***** RECORDS TO USE

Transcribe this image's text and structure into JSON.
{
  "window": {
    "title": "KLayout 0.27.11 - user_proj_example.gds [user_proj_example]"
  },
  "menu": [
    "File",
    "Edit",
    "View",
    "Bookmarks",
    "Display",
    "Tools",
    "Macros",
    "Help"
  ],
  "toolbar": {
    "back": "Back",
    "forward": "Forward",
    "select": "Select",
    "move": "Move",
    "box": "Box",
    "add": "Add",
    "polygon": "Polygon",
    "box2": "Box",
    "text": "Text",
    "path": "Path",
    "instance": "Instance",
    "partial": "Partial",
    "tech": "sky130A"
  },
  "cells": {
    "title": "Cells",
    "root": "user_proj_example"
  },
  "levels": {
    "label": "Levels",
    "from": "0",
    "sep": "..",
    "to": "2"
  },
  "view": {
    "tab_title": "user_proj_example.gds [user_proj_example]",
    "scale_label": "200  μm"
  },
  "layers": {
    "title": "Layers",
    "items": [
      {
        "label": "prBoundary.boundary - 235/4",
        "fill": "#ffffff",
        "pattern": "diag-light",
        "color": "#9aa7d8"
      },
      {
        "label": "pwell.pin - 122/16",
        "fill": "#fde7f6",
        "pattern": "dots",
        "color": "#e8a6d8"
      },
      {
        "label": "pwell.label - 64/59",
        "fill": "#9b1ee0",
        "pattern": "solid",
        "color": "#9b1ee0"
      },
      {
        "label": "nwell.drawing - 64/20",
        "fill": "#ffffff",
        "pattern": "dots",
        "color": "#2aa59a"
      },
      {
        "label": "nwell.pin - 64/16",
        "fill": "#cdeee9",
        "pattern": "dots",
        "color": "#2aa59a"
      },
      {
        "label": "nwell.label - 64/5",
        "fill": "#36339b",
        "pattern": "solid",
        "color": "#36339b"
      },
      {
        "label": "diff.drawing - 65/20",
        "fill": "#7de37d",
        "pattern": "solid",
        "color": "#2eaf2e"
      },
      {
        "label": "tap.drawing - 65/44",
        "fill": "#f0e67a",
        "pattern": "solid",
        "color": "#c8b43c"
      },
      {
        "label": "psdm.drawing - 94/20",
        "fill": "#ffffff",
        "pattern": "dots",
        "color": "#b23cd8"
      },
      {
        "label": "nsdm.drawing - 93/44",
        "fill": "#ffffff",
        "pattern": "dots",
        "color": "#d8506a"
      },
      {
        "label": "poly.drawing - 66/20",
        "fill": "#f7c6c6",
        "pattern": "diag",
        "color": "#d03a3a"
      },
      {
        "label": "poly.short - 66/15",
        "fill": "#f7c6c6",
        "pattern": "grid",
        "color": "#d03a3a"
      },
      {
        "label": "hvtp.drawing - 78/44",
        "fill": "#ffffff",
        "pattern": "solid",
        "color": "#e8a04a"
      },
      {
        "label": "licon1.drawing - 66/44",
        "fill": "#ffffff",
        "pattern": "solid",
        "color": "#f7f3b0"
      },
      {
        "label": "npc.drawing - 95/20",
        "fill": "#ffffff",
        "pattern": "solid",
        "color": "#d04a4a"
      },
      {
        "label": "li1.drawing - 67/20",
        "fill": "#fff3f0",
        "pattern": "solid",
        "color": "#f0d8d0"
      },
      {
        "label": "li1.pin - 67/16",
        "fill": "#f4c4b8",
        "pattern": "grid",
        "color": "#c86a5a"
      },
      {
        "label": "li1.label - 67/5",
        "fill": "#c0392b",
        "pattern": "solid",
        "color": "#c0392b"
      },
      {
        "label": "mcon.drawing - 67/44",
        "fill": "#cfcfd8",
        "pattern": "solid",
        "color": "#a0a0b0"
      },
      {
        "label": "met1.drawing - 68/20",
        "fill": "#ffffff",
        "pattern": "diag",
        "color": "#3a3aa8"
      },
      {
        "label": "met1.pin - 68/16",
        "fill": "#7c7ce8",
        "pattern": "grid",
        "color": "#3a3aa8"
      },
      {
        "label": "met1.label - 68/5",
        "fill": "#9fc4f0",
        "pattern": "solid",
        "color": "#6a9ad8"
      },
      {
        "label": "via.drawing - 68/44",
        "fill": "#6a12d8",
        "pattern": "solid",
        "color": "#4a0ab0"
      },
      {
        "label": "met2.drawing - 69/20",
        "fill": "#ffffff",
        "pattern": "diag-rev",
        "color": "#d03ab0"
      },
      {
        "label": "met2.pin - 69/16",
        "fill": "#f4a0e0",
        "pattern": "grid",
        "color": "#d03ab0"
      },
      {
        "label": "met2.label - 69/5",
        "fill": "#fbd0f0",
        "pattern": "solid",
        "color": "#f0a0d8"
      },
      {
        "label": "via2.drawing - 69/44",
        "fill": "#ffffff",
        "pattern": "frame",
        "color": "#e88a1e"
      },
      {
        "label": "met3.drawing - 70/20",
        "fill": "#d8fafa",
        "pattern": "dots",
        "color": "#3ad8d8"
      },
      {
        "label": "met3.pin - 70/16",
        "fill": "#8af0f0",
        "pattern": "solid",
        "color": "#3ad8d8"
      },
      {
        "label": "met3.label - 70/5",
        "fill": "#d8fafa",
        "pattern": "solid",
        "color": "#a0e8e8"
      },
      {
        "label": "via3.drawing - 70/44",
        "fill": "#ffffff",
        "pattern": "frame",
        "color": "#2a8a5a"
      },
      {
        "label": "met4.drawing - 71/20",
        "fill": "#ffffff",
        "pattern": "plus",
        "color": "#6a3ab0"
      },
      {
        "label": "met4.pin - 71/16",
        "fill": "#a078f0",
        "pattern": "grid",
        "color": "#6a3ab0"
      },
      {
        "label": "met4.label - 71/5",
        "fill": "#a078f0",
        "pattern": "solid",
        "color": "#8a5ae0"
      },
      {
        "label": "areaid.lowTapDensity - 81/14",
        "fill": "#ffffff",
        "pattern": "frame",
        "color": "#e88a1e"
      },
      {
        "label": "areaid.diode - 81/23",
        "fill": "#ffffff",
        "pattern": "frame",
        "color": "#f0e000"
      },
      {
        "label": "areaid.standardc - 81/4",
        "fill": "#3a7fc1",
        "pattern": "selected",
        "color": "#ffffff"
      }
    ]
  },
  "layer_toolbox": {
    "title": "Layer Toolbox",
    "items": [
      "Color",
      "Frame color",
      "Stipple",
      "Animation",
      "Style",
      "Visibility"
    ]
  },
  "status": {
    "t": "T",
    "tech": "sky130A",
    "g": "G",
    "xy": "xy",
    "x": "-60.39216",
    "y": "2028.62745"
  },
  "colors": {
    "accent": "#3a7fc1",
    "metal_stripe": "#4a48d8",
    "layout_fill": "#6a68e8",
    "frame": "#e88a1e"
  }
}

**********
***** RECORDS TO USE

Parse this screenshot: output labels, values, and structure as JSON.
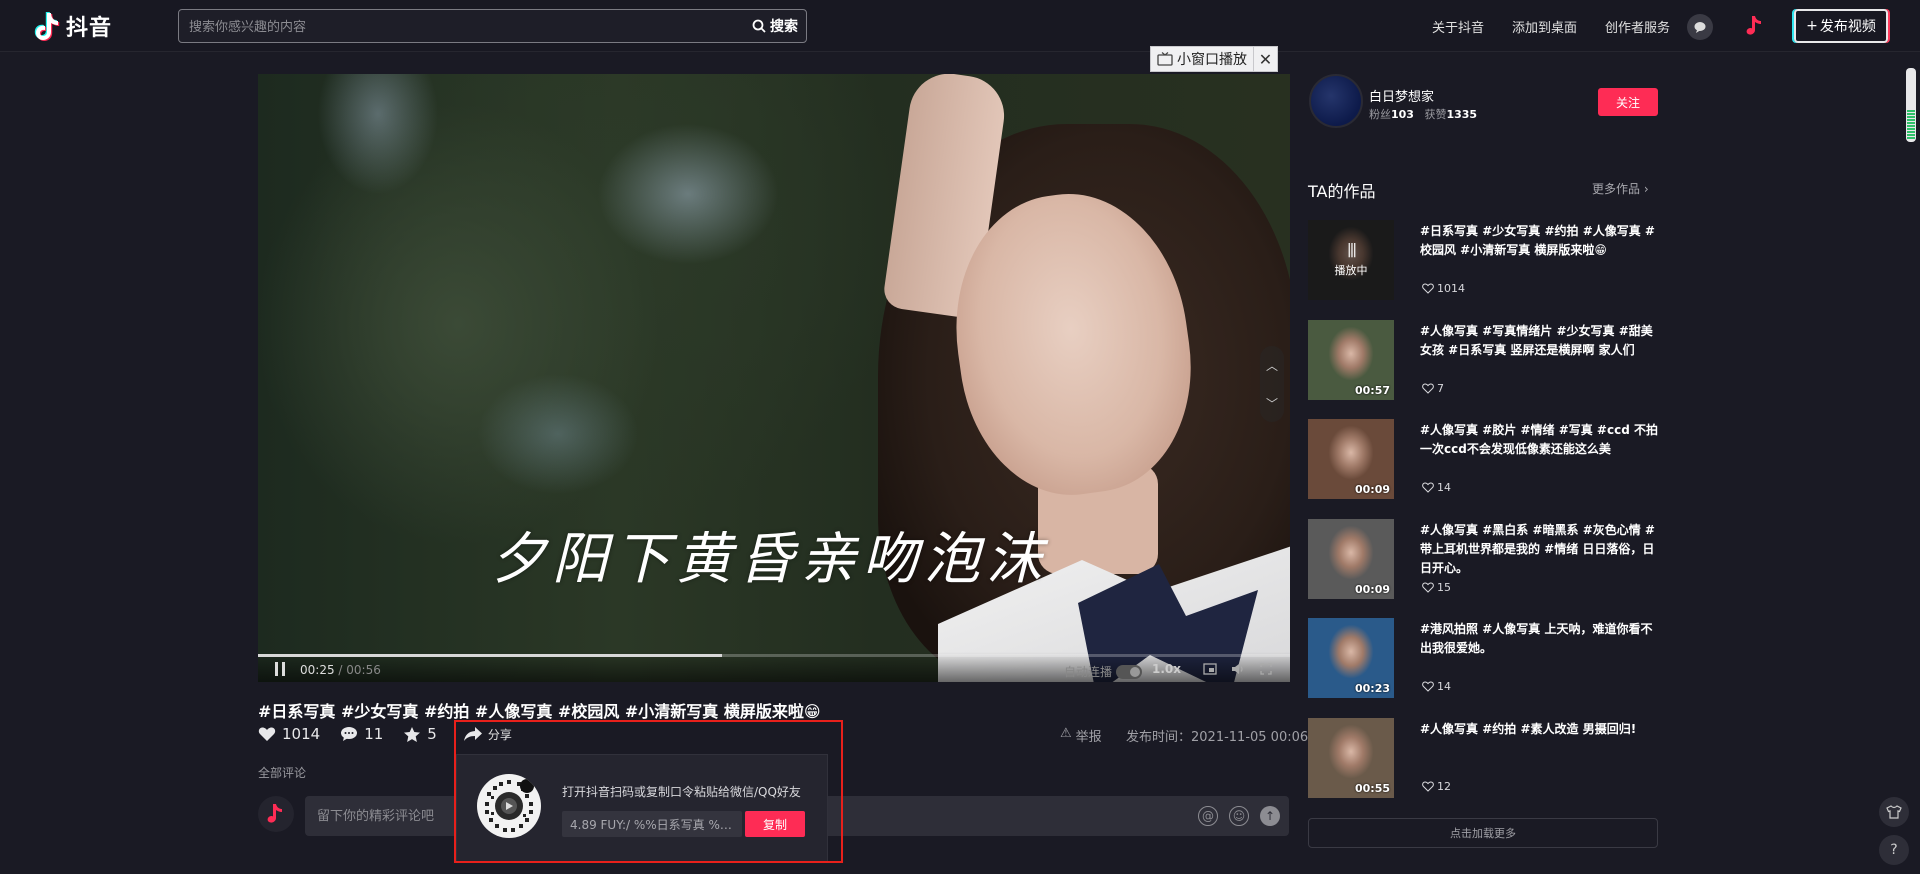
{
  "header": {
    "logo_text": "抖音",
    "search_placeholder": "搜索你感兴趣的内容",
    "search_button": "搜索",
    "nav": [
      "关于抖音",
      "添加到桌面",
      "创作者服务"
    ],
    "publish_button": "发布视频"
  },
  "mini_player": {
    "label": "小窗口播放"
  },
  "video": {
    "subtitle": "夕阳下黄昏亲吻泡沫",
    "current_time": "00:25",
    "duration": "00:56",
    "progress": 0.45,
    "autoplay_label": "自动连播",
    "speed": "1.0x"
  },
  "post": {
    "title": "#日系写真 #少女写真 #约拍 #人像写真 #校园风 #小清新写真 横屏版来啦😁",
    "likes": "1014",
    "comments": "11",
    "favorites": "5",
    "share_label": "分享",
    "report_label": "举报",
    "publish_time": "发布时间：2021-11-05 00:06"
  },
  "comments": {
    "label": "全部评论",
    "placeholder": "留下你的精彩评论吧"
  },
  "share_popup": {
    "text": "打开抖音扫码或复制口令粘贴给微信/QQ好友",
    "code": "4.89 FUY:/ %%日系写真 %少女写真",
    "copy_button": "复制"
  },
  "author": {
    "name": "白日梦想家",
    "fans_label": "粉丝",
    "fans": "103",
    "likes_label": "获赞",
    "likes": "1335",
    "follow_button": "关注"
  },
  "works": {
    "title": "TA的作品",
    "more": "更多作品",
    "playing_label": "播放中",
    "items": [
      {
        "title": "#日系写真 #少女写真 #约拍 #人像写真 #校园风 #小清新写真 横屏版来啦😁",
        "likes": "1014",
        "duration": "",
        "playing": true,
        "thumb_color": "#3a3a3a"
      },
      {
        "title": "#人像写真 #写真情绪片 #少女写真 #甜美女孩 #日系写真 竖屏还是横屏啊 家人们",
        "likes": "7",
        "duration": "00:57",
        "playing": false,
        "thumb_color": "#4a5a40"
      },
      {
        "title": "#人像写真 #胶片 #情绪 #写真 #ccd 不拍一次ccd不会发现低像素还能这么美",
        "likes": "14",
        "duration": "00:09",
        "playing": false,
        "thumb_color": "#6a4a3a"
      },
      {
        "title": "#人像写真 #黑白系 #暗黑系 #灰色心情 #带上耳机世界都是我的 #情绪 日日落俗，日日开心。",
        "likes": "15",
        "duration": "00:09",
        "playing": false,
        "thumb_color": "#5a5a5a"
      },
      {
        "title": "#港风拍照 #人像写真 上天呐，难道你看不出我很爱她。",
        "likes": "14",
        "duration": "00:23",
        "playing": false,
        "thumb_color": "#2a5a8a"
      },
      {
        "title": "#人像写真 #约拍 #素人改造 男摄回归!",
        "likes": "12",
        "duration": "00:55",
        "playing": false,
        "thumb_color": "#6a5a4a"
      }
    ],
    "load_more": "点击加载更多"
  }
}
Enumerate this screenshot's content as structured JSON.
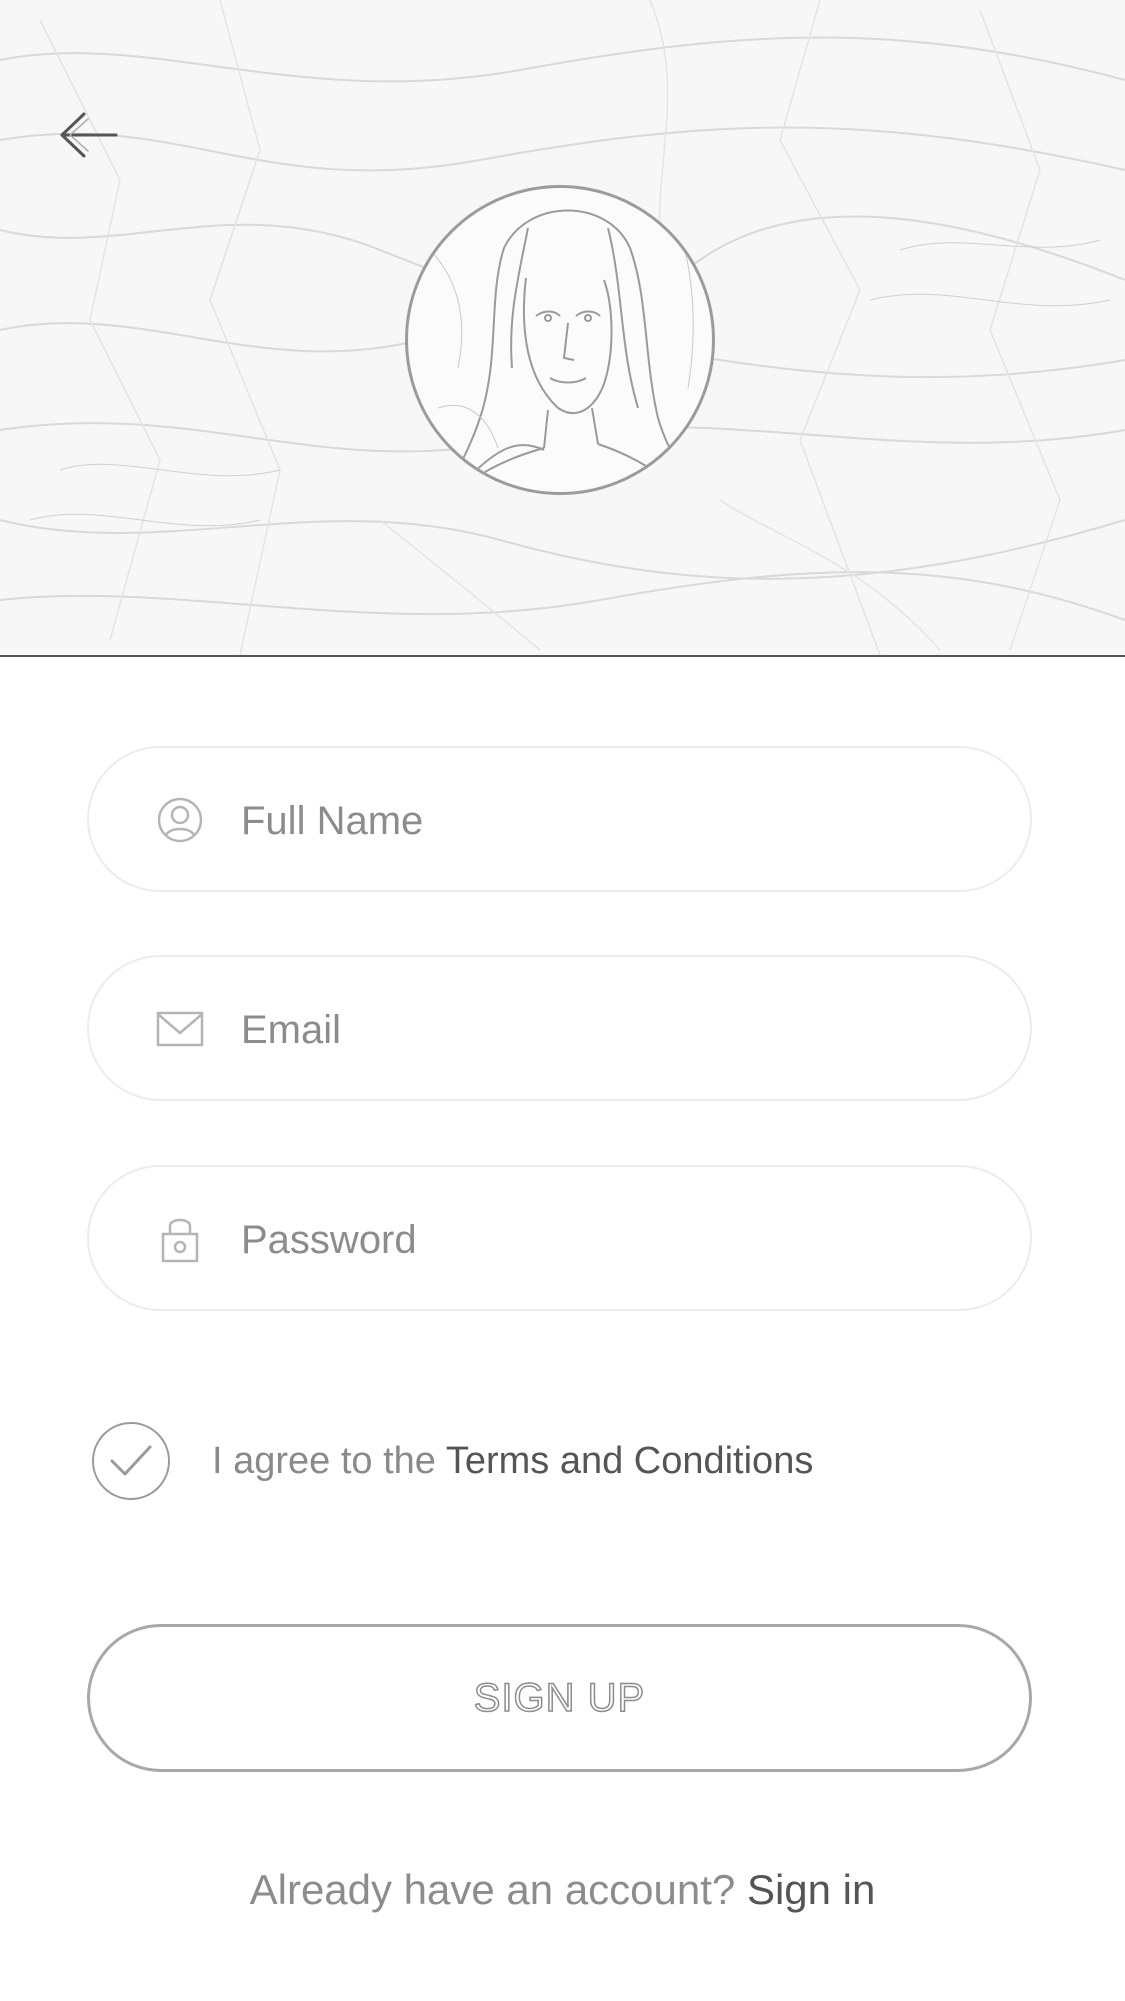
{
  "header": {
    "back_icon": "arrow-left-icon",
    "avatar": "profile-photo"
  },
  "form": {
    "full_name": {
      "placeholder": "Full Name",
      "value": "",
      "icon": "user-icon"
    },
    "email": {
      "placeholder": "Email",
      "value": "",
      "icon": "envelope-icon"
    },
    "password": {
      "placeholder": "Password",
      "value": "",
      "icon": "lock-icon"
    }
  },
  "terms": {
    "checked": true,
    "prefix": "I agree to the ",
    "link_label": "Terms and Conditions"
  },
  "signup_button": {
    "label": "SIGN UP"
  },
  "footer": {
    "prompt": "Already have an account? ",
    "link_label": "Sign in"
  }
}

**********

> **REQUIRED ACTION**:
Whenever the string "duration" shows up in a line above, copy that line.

> **EXERCISE OUTPUT**:
    "duration": "00:56",
        "duration": "",
        "duration": "00:57",
        "duration": "00:09",
        "duration": "00:09",
        "duration": "00:23",
        "duration": "00:55",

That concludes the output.